This dilemma is at the heart of the myth and our play. Mary Shelley led the way when she had Frankenstein recoil from his own creation as soon as it was made and deny him his bride. The Hollywood movies did the same. The Frankenstein myth is not about a mad scientist above morality who is out of control. Rather, the myth is about a scientist who instantly sees his folly but is led ever onward by forces he has unleashed. We have tried to follow and develop this theme. Not only Victor but his fiancée’ Elizabeth explore the contradictions and conflicts that scientific progress forces upon us. Should artificial life be created? Should the dead or dying be revived? Once the Monster is created does he deserve a bride? Is killing permitted if it saves life? (something that relates to embryo research as well as murder!). At the same time the play and theme are not sterile or academic, there is a great thrill in creating life and remaking the world. The atom is split, DNA deciphered, stem cells cultivated – the genie is out of the bottle and it is thrilling magic.
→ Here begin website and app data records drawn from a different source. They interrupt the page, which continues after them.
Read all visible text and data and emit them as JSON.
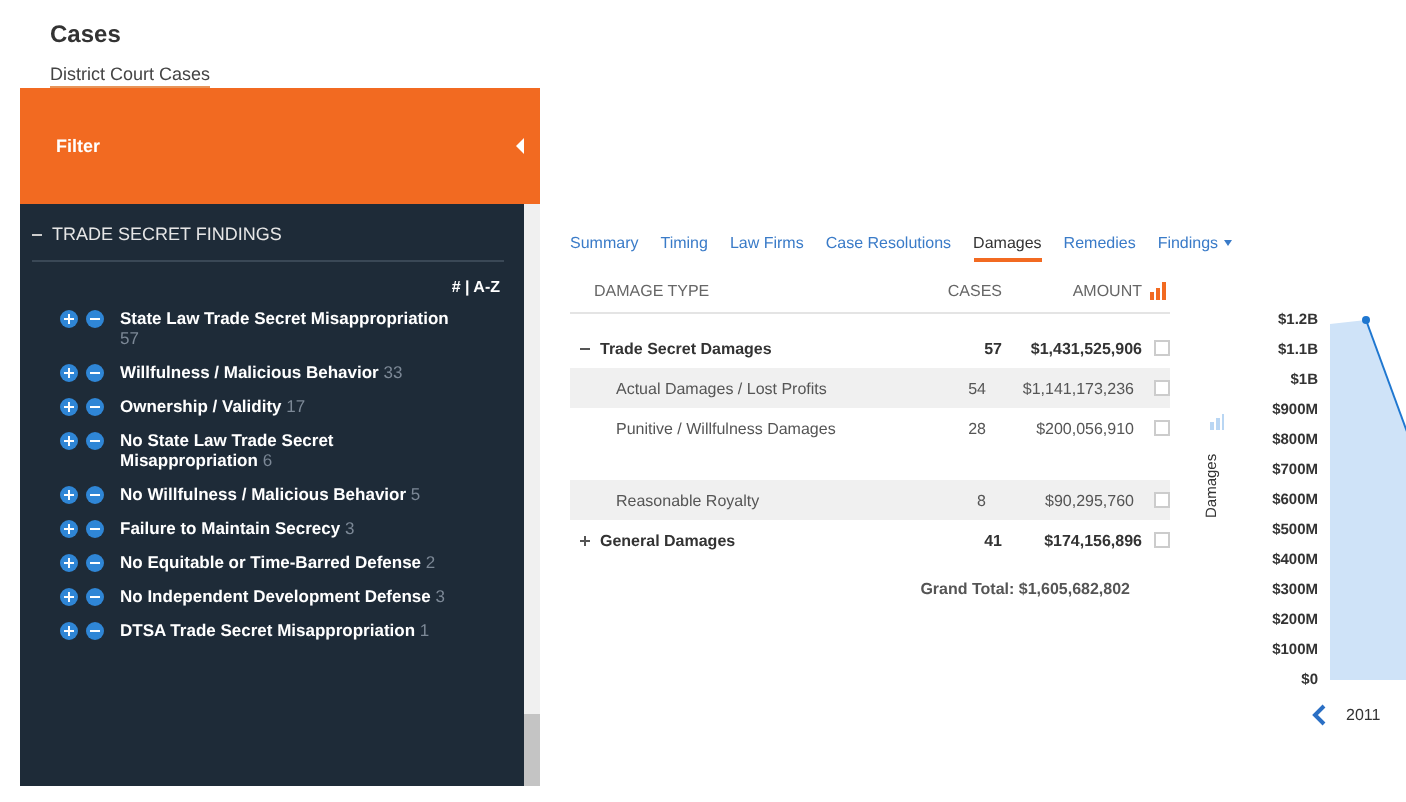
{
  "header": {
    "title": "Cases",
    "subtitle": "District Court Cases"
  },
  "filter": {
    "label": "Filter"
  },
  "sidebar": {
    "section": {
      "title": "TRADE SECRET FINDINGS",
      "expanded": true
    },
    "sort": "# | A-Z",
    "items": [
      {
        "label": "State Law Trade Secret Misappropriation",
        "count": "57"
      },
      {
        "label": "Willfulness / Malicious Behavior",
        "count": "33"
      },
      {
        "label": "Ownership / Validity",
        "count": "17"
      },
      {
        "label": "No State Law Trade Secret Misappropriation",
        "count": "6"
      },
      {
        "label": "No Willfulness / Malicious Behavior",
        "count": "5"
      },
      {
        "label": "Failure to Maintain Secrecy",
        "count": "3"
      },
      {
        "label": "No Equitable or Time-Barred Defense",
        "count": "2"
      },
      {
        "label": "No Independent Development Defense",
        "count": "3"
      },
      {
        "label": "DTSA Trade Secret Misappropriation",
        "count": "1"
      }
    ]
  },
  "tabs": [
    {
      "label": "Summary",
      "selected": false
    },
    {
      "label": "Timing",
      "selected": false
    },
    {
      "label": "Law Firms",
      "selected": false
    },
    {
      "label": "Case Resolutions",
      "selected": false
    },
    {
      "label": "Damages",
      "selected": true
    },
    {
      "label": "Remedies",
      "selected": false
    },
    {
      "label": "Findings",
      "selected": false,
      "dropdown": true
    }
  ],
  "table": {
    "columns": [
      "DAMAGE TYPE",
      "CASES",
      "AMOUNT"
    ],
    "rows": [
      {
        "kind": "group",
        "expanded": true,
        "type": "Trade Secret Damages",
        "cases": "57",
        "amount": "$1,431,525,906",
        "selected": false,
        "checked": false
      },
      {
        "kind": "item",
        "type": "Actual Damages / Lost Profits",
        "cases": "54",
        "amount": "$1,141,173,236",
        "selected": true,
        "checked": false
      },
      {
        "kind": "item",
        "type": "Punitive / Willfulness Damages",
        "cases": "28",
        "amount": "$200,056,910",
        "selected": false,
        "checked": false
      },
      {
        "kind": "item",
        "type": "Reasonable Royalty",
        "cases": "8",
        "amount": "$90,295,760",
        "selected": true,
        "checked": false
      },
      {
        "kind": "group",
        "expanded": false,
        "type": "General Damages",
        "cases": "41",
        "amount": "$174,156,896",
        "selected": false,
        "checked": false
      }
    ],
    "grand_total": "Grand Total: $1,605,682,802"
  },
  "chart": {
    "ylabel": "Damages",
    "x_label": "2011",
    "y_tick_labels": [
      "$1.2B",
      "$1.1B",
      "$1B",
      "$900M",
      "$800M",
      "$700M",
      "$600M",
      "$500M",
      "$400M",
      "$300M",
      "$200M",
      "$100M",
      "$0"
    ]
  }
}
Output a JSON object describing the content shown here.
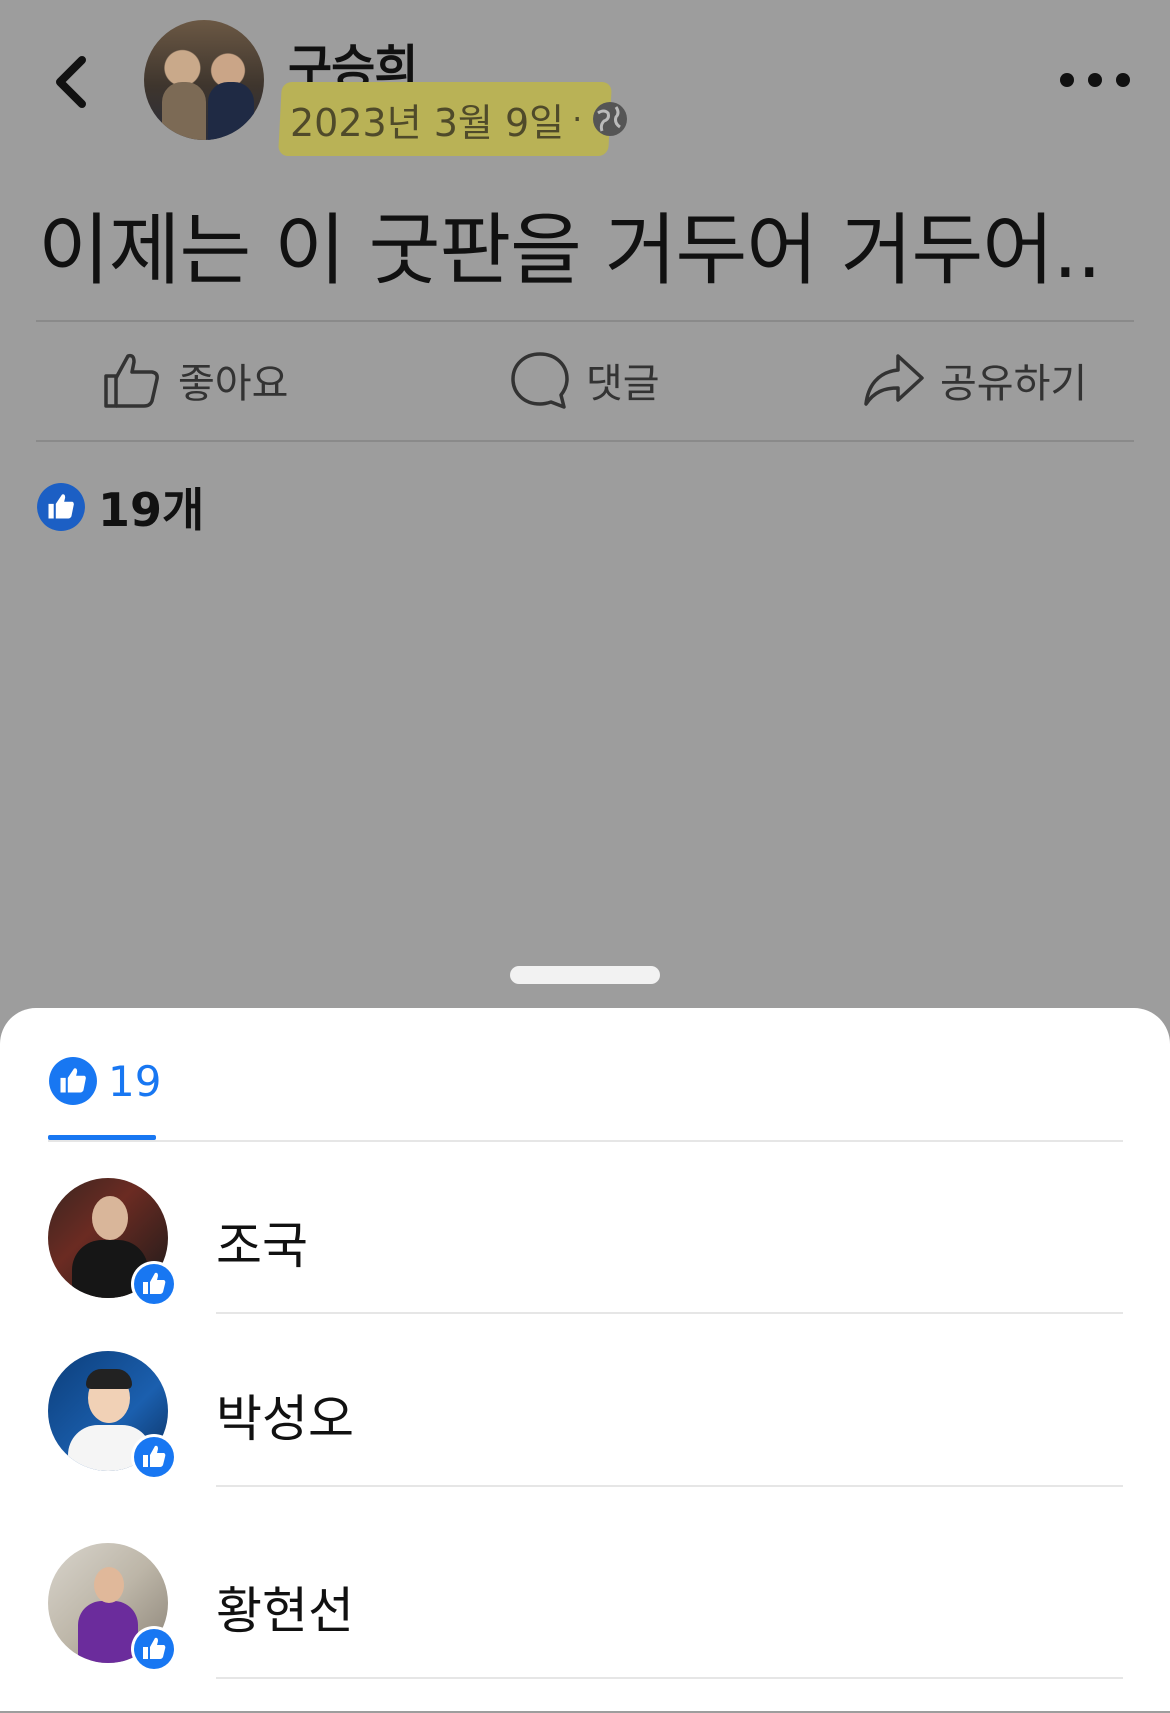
{
  "post": {
    "author": "구승희",
    "date": "2023년 3월 9일",
    "separator": "·",
    "privacy_icon": "globe-icon",
    "text": "이제는 이 굿판을 거두어 거두어..",
    "like_summary": "19개"
  },
  "actions": {
    "like_label": "좋아요",
    "comment_label": "댓글",
    "share_label": "공유하기"
  },
  "reactions_sheet": {
    "tab_count": "19",
    "people": [
      {
        "name": "조국"
      },
      {
        "name": "박성오"
      },
      {
        "name": "황현선"
      }
    ]
  },
  "colors": {
    "facebook_blue": "#1877f2",
    "highlight": "#b9b256",
    "backdrop": "#9d9d9d"
  }
}
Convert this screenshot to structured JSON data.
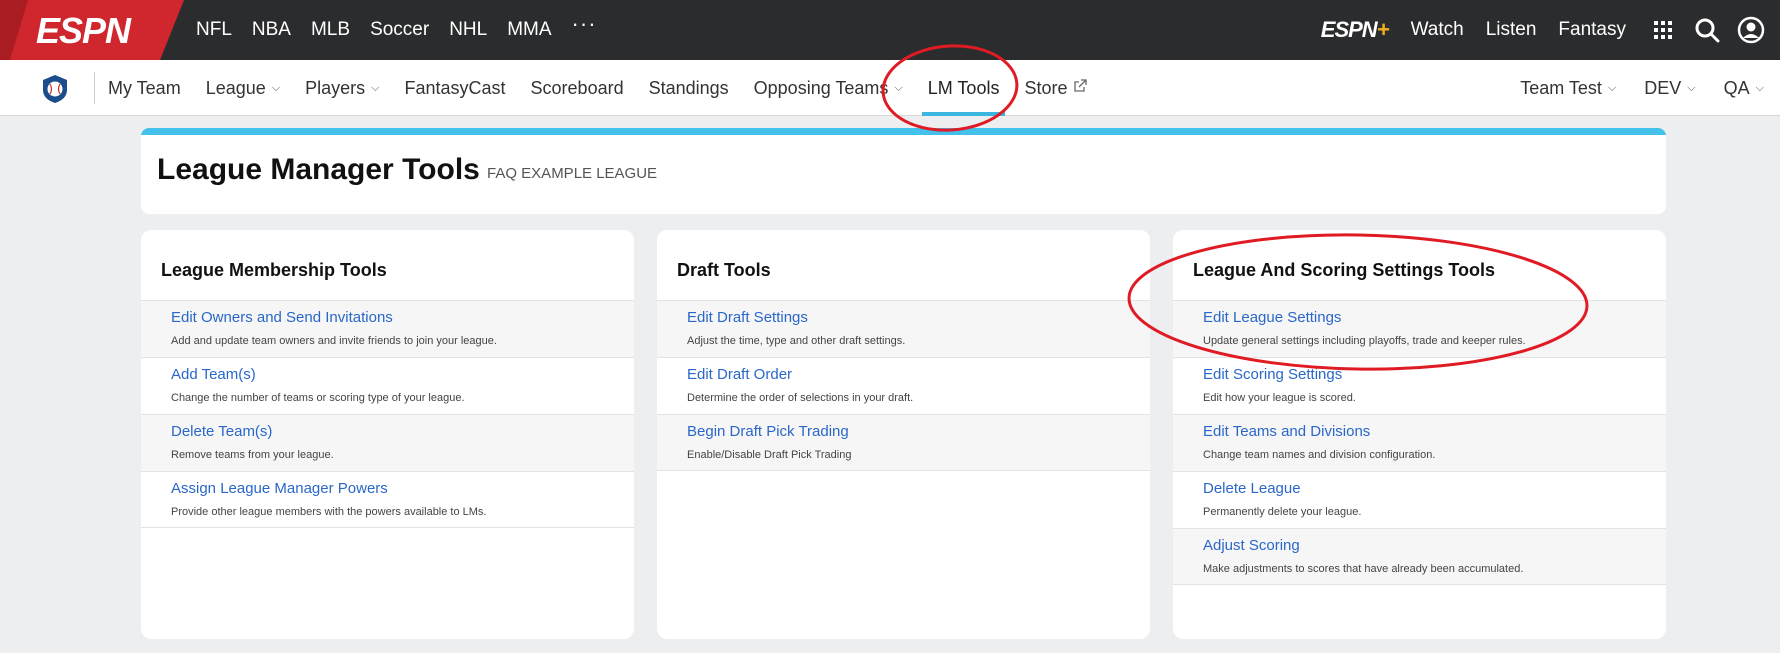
{
  "topbar": {
    "logo": "ESPN",
    "sports": [
      "NFL",
      "NBA",
      "MLB",
      "Soccer",
      "NHL",
      "MMA"
    ],
    "more_label": "···",
    "espn_plus": "ESPN",
    "espn_plus_mark": "+",
    "right_links": [
      "Watch",
      "Listen",
      "Fantasy"
    ]
  },
  "fantasy_nav": {
    "items": [
      {
        "label": "My Team",
        "dropdown": false
      },
      {
        "label": "League",
        "dropdown": true
      },
      {
        "label": "Players",
        "dropdown": true
      },
      {
        "label": "FantasyCast",
        "dropdown": false
      },
      {
        "label": "Scoreboard",
        "dropdown": false
      },
      {
        "label": "Standings",
        "dropdown": false
      },
      {
        "label": "Opposing Teams",
        "dropdown": true
      },
      {
        "label": "LM Tools",
        "dropdown": false,
        "active": true
      },
      {
        "label": "Store",
        "dropdown": false,
        "external": true
      }
    ],
    "right": [
      "Team Test",
      "DEV",
      "QA"
    ],
    "chevron": "⌵"
  },
  "header": {
    "title": "League Manager Tools",
    "subtitle": "FAQ EXAMPLE LEAGUE"
  },
  "panels": [
    {
      "title": "League Membership Tools",
      "rows": [
        {
          "link": "Edit Owners and Send Invitations",
          "desc": "Add and update team owners and invite friends to join your league."
        },
        {
          "link": "Add Team(s)",
          "desc": "Change the number of teams or scoring type of your league."
        },
        {
          "link": "Delete Team(s)",
          "desc": "Remove teams from your league."
        },
        {
          "link": "Assign League Manager Powers",
          "desc": "Provide other league members with the powers available to LMs."
        }
      ]
    },
    {
      "title": "Draft Tools",
      "rows": [
        {
          "link": "Edit Draft Settings",
          "desc": "Adjust the time, type and other draft settings."
        },
        {
          "link": "Edit Draft Order",
          "desc": "Determine the order of selections in your draft."
        },
        {
          "link": "Begin Draft Pick Trading",
          "desc": "Enable/Disable Draft Pick Trading"
        }
      ]
    },
    {
      "title": "League And Scoring Settings Tools",
      "rows": [
        {
          "link": "Edit League Settings",
          "desc": "Update general settings including playoffs, trade and keeper rules."
        },
        {
          "link": "Edit Scoring Settings",
          "desc": "Edit how your league is scored."
        },
        {
          "link": "Edit Teams and Divisions",
          "desc": "Change team names and division configuration."
        },
        {
          "link": "Delete League",
          "desc": "Permanently delete your league."
        },
        {
          "link": "Adjust Scoring",
          "desc": "Make adjustments to scores that have already been accumulated."
        }
      ]
    }
  ],
  "colors": {
    "topbar_bg": "#2b2c2d",
    "espn_red": "#d0262e",
    "link_blue": "#2a67c9",
    "accent_blue": "#43c1ea",
    "annotation_red": "#e01b24"
  }
}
Why then so much comedy? (At least until the Monster appears). Frankenstein is a story of human folly and we are ripe for satire. Folly is at the root of most serious comedy. The Hollywood movies admit this and merrily intertwine comedy and melodrama to make such memorable horror. May Shelley employs melodrama in her Gothic novel. On stage melodrama is comic. The Gothic hovers close to the grotesque. When Hamlet meets the Gravedigger comedy results. Comedy and melodrama allow us to explore the myth of Frankenstein. We try to avoid parody (this has been done too well in Mel Brook’s YOUNG FRANKENSTEIN). Our central characters never make jokes, the comedy arises from the situation. In terms of visual and physical style we have looked to the Expressionist films that provided the model for James Whale’s original movies and were in turn inspired by the European Gothic tradition in which Shelly writes. THE CABINET OF DR CALIGIARI, METROPOLIS and even Charlie Chaplin’s CITY LIGHTS offer us a style that suits the myth. It is extreme, but then the tale is extreme. We live in extreme times, science offers us salvation or annihilation. Is the idea of the first head transplant a joke or a horror story? The answer may be that it is both. We hope our tale will amuse and chill, and above all raise questions to which we ourselves have no easy answer.